What is needed is an exact copy of all the data.

(Web page and app entries)
Segment Open

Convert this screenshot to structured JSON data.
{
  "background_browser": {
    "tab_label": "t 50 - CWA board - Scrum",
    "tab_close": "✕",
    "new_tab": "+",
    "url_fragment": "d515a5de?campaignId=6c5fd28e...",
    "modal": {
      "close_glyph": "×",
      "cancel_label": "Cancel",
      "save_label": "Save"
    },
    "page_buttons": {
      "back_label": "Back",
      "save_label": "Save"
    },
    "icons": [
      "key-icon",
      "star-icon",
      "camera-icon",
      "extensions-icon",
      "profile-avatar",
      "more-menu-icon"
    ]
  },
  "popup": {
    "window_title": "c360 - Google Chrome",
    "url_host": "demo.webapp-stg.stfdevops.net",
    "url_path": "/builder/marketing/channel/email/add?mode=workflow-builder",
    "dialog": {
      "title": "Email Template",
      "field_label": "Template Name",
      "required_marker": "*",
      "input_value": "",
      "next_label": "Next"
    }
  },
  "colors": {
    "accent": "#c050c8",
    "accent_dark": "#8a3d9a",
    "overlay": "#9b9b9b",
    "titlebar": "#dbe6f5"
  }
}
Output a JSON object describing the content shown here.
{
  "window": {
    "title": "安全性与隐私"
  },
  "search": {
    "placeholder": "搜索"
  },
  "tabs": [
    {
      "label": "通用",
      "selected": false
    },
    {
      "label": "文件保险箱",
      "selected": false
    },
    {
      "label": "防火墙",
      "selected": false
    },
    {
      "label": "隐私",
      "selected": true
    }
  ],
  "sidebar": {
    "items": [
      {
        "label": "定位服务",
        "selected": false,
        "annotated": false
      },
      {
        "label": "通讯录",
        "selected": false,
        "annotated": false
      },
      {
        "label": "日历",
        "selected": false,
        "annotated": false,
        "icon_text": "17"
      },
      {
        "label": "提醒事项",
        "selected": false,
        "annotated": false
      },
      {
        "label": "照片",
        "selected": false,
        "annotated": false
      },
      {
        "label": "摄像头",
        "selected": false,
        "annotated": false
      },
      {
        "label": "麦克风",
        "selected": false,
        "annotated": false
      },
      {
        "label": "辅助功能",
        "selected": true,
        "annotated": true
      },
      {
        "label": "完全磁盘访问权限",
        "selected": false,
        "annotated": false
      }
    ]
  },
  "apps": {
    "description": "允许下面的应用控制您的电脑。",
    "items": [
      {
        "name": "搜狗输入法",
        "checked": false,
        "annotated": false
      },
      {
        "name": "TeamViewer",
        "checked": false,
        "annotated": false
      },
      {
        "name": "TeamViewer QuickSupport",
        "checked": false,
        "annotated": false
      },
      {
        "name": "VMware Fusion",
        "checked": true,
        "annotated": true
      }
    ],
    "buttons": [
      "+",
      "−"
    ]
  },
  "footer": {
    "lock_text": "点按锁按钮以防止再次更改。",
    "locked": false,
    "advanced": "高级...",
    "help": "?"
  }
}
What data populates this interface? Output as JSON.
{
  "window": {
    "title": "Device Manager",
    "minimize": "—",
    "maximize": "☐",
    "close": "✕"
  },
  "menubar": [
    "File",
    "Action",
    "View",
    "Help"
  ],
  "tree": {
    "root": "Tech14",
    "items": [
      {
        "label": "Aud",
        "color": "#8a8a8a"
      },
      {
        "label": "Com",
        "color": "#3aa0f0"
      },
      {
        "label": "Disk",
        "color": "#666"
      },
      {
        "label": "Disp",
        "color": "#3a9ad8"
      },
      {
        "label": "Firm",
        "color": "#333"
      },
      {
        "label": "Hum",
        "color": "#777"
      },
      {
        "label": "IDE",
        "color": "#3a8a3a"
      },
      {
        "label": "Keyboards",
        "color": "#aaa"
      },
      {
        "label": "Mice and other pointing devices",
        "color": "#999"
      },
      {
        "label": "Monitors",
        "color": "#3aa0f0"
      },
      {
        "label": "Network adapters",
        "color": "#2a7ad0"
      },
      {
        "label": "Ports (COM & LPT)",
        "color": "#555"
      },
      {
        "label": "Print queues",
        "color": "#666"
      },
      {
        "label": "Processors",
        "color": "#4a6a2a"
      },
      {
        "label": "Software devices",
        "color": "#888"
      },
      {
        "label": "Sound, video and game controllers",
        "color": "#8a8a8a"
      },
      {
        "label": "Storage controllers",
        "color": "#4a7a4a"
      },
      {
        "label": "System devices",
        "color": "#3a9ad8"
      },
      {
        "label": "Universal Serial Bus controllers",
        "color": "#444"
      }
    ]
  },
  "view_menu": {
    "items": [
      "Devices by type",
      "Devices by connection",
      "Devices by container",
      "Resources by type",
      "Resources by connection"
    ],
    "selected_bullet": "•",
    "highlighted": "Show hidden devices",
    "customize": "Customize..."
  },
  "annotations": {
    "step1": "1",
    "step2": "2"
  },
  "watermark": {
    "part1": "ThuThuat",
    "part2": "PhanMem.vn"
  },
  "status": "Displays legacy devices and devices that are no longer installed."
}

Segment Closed

RESPONSE:
Convert this screenshot to structured JSON data.
{
  "background_browser": {
    "tab_label": "t 50 - CWA board - Scrum",
    "tab_close": "✕",
    "new_tab": "+",
    "url_fragment": "d515a5de?campaignId=6c5fd28e...",
    "modal": {
      "close_glyph": "×",
      "cancel_label": "Cancel",
      "save_label": "Save"
    },
    "page_buttons": {
      "back_label": "Back",
      "save_label": "Save"
    },
    "icons": [
      "key-icon",
      "star-icon",
      "camera-icon",
      "extensions-icon",
      "profile-avatar",
      "more-menu-icon"
    ]
  },
  "popup": {
    "window_title": "c360 - Google Chrome",
    "url_host": "demo.webapp-stg.stfdevops.net",
    "url_path": "/builder/marketing/channel/email/add?mode=workflow-builder",
    "dialog": {
      "title": "Email Template",
      "field_label": "Template Name",
      "required_marker": "*",
      "input_value": "",
      "next_label": "Next"
    }
  },
  "colors": {
    "accent": "#c050c8",
    "accent_dark": "#8a3d9a",
    "overlay": "#9b9b9b",
    "titlebar": "#dbe6f5"
  }
}
Output a JSON object describing the content shown here.
{
  "window": {
    "title": "安全性与隐私"
  },
  "search": {
    "placeholder": "搜索"
  },
  "tabs": [
    {
      "label": "通用",
      "selected": false
    },
    {
      "label": "文件保险箱",
      "selected": false
    },
    {
      "label": "防火墙",
      "selected": false
    },
    {
      "label": "隐私",
      "selected": true
    }
  ],
  "sidebar": {
    "items": [
      {
        "label": "定位服务",
        "selected": false,
        "annotated": false
      },
      {
        "label": "通讯录",
        "selected": false,
        "annotated": false
      },
      {
        "label": "日历",
        "selected": false,
        "annotated": false,
        "icon_text": "17"
      },
      {
        "label": "提醒事项",
        "selected": false,
        "annotated": false
      },
      {
        "label": "照片",
        "selected": false,
        "annotated": false
      },
      {
        "label": "摄像头",
        "selected": false,
        "annotated": false
      },
      {
        "label": "麦克风",
        "selected": false,
        "annotated": false
      },
      {
        "label": "辅助功能",
        "selected": true,
        "annotated": true
      },
      {
        "label": "完全磁盘访问权限",
        "selected": false,
        "annotated": false
      }
    ]
  },
  "apps": {
    "description": "允许下面的应用控制您的电脑。",
    "items": [
      {
        "name": "搜狗输入法",
        "checked": false,
        "annotated": false
      },
      {
        "name": "TeamViewer",
        "checked": false,
        "annotated": false
      },
      {
        "name": "TeamViewer QuickSupport",
        "checked": false,
        "annotated": false
      },
      {
        "name": "VMware Fusion",
        "checked": true,
        "annotated": true
      }
    ],
    "buttons": [
      "+",
      "−"
    ]
  },
  "footer": {
    "lock_text": "点按锁按钮以防止再次更改。",
    "locked": false,
    "advanced": "高级...",
    "help": "?"
  }
}
What data populates this interface? Output as JSON.
{
  "window": {
    "title": "Device Manager",
    "minimize": "—",
    "maximize": "☐",
    "close": "✕"
  },
  "menubar": [
    "File",
    "Action",
    "View",
    "Help"
  ],
  "tree": {
    "root": "Tech14",
    "items": [
      {
        "label": "Aud",
        "color": "#8a8a8a"
      },
      {
        "label": "Com",
        "color": "#3aa0f0"
      },
      {
        "label": "Disk",
        "color": "#666"
      },
      {
        "label": "Disp",
        "color": "#3a9ad8"
      },
      {
        "label": "Firm",
        "color": "#333"
      },
      {
        "label": "Hum",
        "color": "#777"
      },
      {
        "label": "IDE",
        "color": "#3a8a3a"
      },
      {
        "label": "Keyboards",
        "color": "#aaa"
      },
      {
        "label": "Mice and other pointing devices",
        "color": "#999"
      },
      {
        "label": "Monitors",
        "color": "#3aa0f0"
      },
      {
        "label": "Network adapters",
        "color": "#2a7ad0"
      },
      {
        "label": "Ports (COM & LPT)",
        "color": "#555"
      },
      {
        "label": "Print queues",
        "color": "#666"
      },
      {
        "label": "Processors",
        "color": "#4a6a2a"
      },
      {
        "label": "Software devices",
        "color": "#888"
      },
      {
        "label": "Sound, video and game controllers",
        "color": "#8a8a8a"
      },
      {
        "label": "Storage controllers",
        "color": "#4a7a4a"
      },
      {
        "label": "System devices",
        "color": "#3a9ad8"
      },
      {
        "label": "Universal Serial Bus controllers",
        "color": "#444"
      }
    ]
  },
  "view_menu": {
    "items": [
      "Devices by type",
      "Devices by connection",
      "Devices by container",
      "Resources by type",
      "Resources by connection"
    ],
    "selected_bullet": "•",
    "highlighted": "Show hidden devices",
    "customize": "Customize..."
  },
  "annotations": {
    "step1": "1",
    "step2": "2"
  },
  "watermark": {
    "part1": "ThuThuat",
    "part2": "PhanMem.vn"
  },
  "status": "Displays legacy devices and devices that are no longer installed."
}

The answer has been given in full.